:: DATASET CONTENT
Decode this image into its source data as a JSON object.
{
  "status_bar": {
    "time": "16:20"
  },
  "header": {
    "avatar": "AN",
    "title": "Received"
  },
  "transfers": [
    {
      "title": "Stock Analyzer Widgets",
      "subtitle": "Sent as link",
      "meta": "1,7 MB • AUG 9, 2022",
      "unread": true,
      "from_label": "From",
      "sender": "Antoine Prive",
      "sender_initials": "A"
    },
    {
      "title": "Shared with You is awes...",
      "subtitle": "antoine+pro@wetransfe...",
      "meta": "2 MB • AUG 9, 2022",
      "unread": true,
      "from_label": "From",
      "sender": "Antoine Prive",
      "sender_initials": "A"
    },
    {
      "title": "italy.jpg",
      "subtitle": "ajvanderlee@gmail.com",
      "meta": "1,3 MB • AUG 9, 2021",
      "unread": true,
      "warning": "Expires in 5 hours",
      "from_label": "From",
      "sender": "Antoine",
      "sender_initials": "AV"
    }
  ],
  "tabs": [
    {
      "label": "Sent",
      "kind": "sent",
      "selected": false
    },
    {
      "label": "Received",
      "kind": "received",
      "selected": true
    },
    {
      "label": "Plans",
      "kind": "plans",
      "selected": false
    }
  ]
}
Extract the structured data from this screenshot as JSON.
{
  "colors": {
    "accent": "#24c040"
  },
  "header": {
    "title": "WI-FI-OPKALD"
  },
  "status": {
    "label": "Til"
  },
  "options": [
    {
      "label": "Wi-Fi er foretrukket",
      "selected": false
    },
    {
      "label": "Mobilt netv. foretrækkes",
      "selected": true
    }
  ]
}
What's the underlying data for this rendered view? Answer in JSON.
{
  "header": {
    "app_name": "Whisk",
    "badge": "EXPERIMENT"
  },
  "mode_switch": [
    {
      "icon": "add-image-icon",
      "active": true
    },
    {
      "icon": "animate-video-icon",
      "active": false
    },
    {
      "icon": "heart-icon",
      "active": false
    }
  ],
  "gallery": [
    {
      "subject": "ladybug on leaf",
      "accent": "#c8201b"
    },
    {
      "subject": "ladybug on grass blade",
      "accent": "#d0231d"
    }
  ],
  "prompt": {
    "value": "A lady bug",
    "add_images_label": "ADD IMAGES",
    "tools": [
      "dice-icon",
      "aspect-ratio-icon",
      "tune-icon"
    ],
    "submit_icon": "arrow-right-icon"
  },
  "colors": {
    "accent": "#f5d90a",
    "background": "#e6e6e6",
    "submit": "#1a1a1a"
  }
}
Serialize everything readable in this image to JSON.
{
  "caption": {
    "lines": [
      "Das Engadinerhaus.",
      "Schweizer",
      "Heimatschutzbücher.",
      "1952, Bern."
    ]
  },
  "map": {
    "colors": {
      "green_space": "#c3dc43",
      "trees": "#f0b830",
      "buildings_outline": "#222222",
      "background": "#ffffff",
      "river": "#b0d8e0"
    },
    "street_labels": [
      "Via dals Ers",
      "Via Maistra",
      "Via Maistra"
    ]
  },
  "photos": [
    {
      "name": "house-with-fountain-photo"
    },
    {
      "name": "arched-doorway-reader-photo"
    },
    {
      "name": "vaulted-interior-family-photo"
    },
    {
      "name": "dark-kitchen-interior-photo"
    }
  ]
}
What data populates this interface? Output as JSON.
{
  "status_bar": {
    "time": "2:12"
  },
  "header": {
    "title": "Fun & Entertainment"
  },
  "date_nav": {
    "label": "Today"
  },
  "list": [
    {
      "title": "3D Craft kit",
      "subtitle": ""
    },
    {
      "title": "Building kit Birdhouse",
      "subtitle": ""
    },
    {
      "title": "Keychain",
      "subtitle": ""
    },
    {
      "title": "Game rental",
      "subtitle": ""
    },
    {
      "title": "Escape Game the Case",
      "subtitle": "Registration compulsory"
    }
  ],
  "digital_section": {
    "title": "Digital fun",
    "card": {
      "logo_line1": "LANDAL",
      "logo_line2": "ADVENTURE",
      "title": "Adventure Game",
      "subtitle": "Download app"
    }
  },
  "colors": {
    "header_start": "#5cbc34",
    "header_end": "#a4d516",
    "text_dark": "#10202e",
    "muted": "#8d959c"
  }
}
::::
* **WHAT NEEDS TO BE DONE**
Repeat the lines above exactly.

* **TASK OUTPUT**
Decode this image into its source data as a JSON object.
{
  "status_bar": {
    "time": "16:20"
  },
  "header": {
    "avatar": "AN",
    "title": "Received"
  },
  "transfers": [
    {
      "title": "Stock Analyzer Widgets",
      "subtitle": "Sent as link",
      "meta": "1,7 MB • AUG 9, 2022",
      "unread": true,
      "from_label": "From",
      "sender": "Antoine Prive",
      "sender_initials": "A"
    },
    {
      "title": "Shared with You is awes...",
      "subtitle": "antoine+pro@wetransfe...",
      "meta": "2 MB • AUG 9, 2022",
      "unread": true,
      "from_label": "From",
      "sender": "Antoine Prive",
      "sender_initials": "A"
    },
    {
      "title": "italy.jpg",
      "subtitle": "ajvanderlee@gmail.com",
      "meta": "1,3 MB • AUG 9, 2021",
      "unread": true,
      "warning": "Expires in 5 hours",
      "from_label": "From",
      "sender": "Antoine",
      "sender_initials": "AV"
    }
  ],
  "tabs": [
    {
      "label": "Sent",
      "kind": "sent",
      "selected": false
    },
    {
      "label": "Received",
      "kind": "received",
      "selected": true
    },
    {
      "label": "Plans",
      "kind": "plans",
      "selected": false
    }
  ]
}
Extract the structured data from this screenshot as JSON.
{
  "colors": {
    "accent": "#24c040"
  },
  "header": {
    "title": "WI-FI-OPKALD"
  },
  "status": {
    "label": "Til"
  },
  "options": [
    {
      "label": "Wi-Fi er foretrukket",
      "selected": false
    },
    {
      "label": "Mobilt netv. foretrækkes",
      "selected": true
    }
  ]
}
What's the underlying data for this rendered view? Answer in JSON.
{
  "header": {
    "app_name": "Whisk",
    "badge": "EXPERIMENT"
  },
  "mode_switch": [
    {
      "icon": "add-image-icon",
      "active": true
    },
    {
      "icon": "animate-video-icon",
      "active": false
    },
    {
      "icon": "heart-icon",
      "active": false
    }
  ],
  "gallery": [
    {
      "subject": "ladybug on leaf",
      "accent": "#c8201b"
    },
    {
      "subject": "ladybug on grass blade",
      "accent": "#d0231d"
    }
  ],
  "prompt": {
    "value": "A lady bug",
    "add_images_label": "ADD IMAGES",
    "tools": [
      "dice-icon",
      "aspect-ratio-icon",
      "tune-icon"
    ],
    "submit_icon": "arrow-right-icon"
  },
  "colors": {
    "accent": "#f5d90a",
    "background": "#e6e6e6",
    "submit": "#1a1a1a"
  }
}
Serialize everything readable in this image to JSON.
{
  "caption": {
    "lines": [
      "Das Engadinerhaus.",
      "Schweizer",
      "Heimatschutzbücher.",
      "1952, Bern."
    ]
  },
  "map": {
    "colors": {
      "green_space": "#c3dc43",
      "trees": "#f0b830",
      "buildings_outline": "#222222",
      "background": "#ffffff",
      "river": "#b0d8e0"
    },
    "street_labels": [
      "Via dals Ers",
      "Via Maistra",
      "Via Maistra"
    ]
  },
  "photos": [
    {
      "name": "house-with-fountain-photo"
    },
    {
      "name": "arched-doorway-reader-photo"
    },
    {
      "name": "vaulted-interior-family-photo"
    },
    {
      "name": "dark-kitchen-interior-photo"
    }
  ]
}
What data populates this interface? Output as JSON.
{
  "status_bar": {
    "time": "2:12"
  },
  "header": {
    "title": "Fun & Entertainment"
  },
  "date_nav": {
    "label": "Today"
  },
  "list": [
    {
      "title": "3D Craft kit",
      "subtitle": ""
    },
    {
      "title": "Building kit Birdhouse",
      "subtitle": ""
    },
    {
      "title": "Keychain",
      "subtitle": ""
    },
    {
      "title": "Game rental",
      "subtitle": ""
    },
    {
      "title": "Escape Game the Case",
      "subtitle": "Registration compulsory"
    }
  ],
  "digital_section": {
    "title": "Digital fun",
    "card": {
      "logo_line1": "LANDAL",
      "logo_line2": "ADVENTURE",
      "title": "Adventure Game",
      "subtitle": "Download app"
    }
  },
  "colors": {
    "header_start": "#5cbc34",
    "header_end": "#a4d516",
    "text_dark": "#10202e",
    "muted": "#8d959c"
  }
}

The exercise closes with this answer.